When Jacqueline Novogratz founded Acumen, a global community of socially and environmentally responsible partners dedicated to changing the way the world tackles poverty, few had heard of impact investing—Acumen’s practice of “doing well by doing good.” Nineteen years later, there’s been a seismic shift in how corporate boards and other stakeholders evaluate businesses: impact investment is not only morally defensible but now also economically advantageous, even necessary.
Still, it isn’t easy to reach a success that includes profits as well as mutually favorable relationships with workers and the communities in which they live. So how can today’s leaders, who often kick off their enterprises with high hopes and short timetables, navigate the challenges of poverty and war, of egos and impatience, which have stymied generations of investors who came before?
Drawing on inspiring stories from change-makers around the world and on memories of her own most difficult experiences, Jacqueline divulges the most common leadership mistakes and the mind-sets needed to rise above them. The culmination of thirty years of work developing sustainable solutions for the problems of the poor, Manifesto for a Moral Revolution offers the perspectives necessary for all those—whether ascending the corporate ladder or bringing solar light to rural villages—who seek to leave this world better off than they found it.
“An urgent manifesto about what it means to stand with the poor, to see through clear eyes, and most of all, to do work worth doing.
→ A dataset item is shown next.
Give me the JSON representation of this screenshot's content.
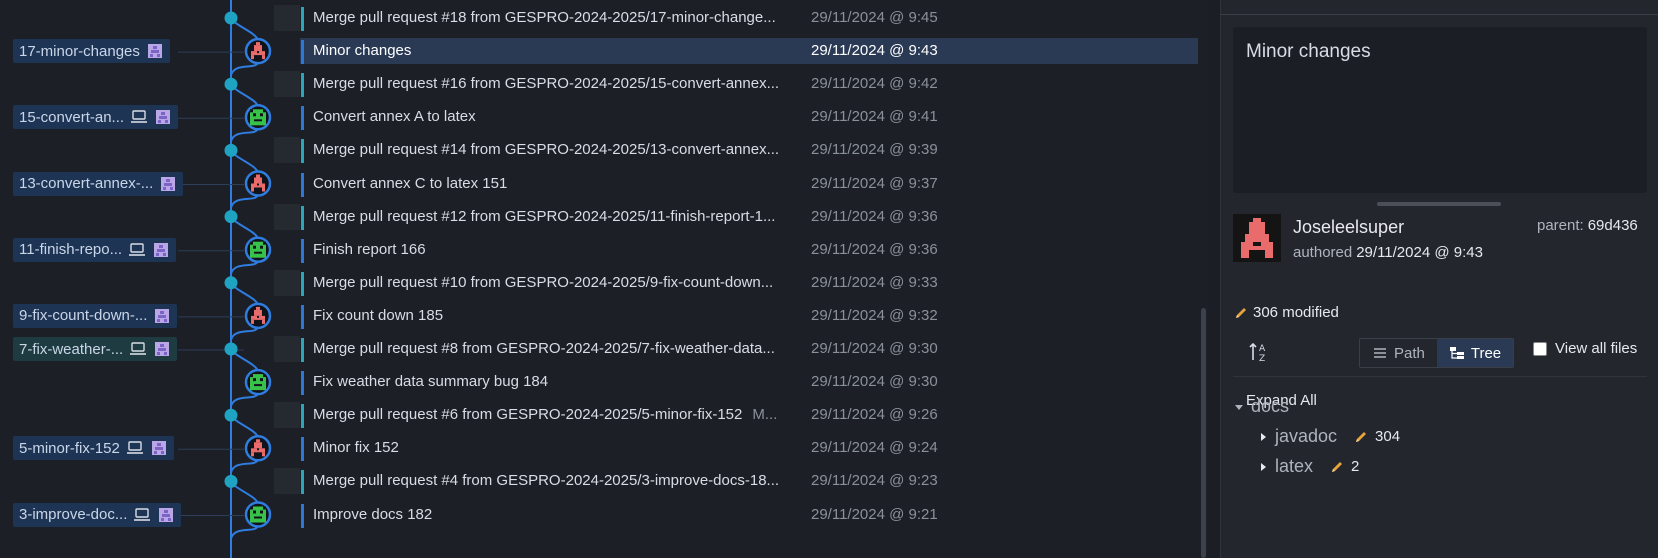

Jacqueline Novogratz helps each of us understand that we’re capable of so much, if we only cared enough.”—Seth Godin, The New York Times bestselling author of Linchpin and This is Marketing
"Everyone who wants to have an impact on the world—from entrepreneurs, philanthropists and CEOs, to volunteers, teachers and advocates—would be wise to keep a copy of this new book by Jacqueline Novogratz at hand. The original yet basic strategic ideas she shares in this instant classic can be the difference between just hoping for change and actually creating it. Don't listen to the naysayers—just read this book."—Arianna Huffington, Founder & CEO, Thrive Global
"Manifesto for a Moral Revolution is a timely, personal and focused reminder that our orientation to the work is as important as the work itself. For the many who want to do good but have not quite thought about the mindsets that will allow them to do such good, this book is necessary."—DeRay McKesson, activist, organizer, podcaster, and author of On the Other Side of Freedom: The Case for Hope
"When we look at the world’s problems, it’s easy to be discouraged—and maybe even conclude that positive change is futile. There’s a remedy for this discouragement: Jacqueline Novogratz’s Manifesto for a Moral Revolution. Positive change isn’t just possible; it is happening all around us. Novogratz introduces the quiet warriors for a better world, and shows how each of us can be part of the moral revolution, starting today."—Arthur C Brooks, author of Love Your Enemies, president emeritus, American Enterprise Institute & Professor of Practice, Harvard Kennedy School and Senior Fellow, Harvard Business School
"Don't let the words 'manifesto' and 'revolution' fool you; this book is all about love, humility, and patience. With gorgeous writing, arresting stories, and deep insights into complex systems, Novogratz shows the power of listening—not just to the poor but to everyone who can help you see new possibilities. In the process she offers a way to blend capitalism and social justice that will inspire people from across the political spectrum, and which is, I think, the moral revolution we most need."—Jonathan Haidt, The New York Times bestselling author of The Righteous Mind and co-author of The Coddling of the American Mind
"Wise and optimistic, [Novogratz] provides a benevolent tonic for those looking to rise above the troubled waters of the age and embrace the 'beautiful struggle' of rebuilding our broken world. An inspiringly hopeful book."—Kirkus Reviews
A few years ago, I spoke at a small women’s university in the American South. After my talk, I had the privilege of sitting with a number of the school’s top students. For several hours, we talked about...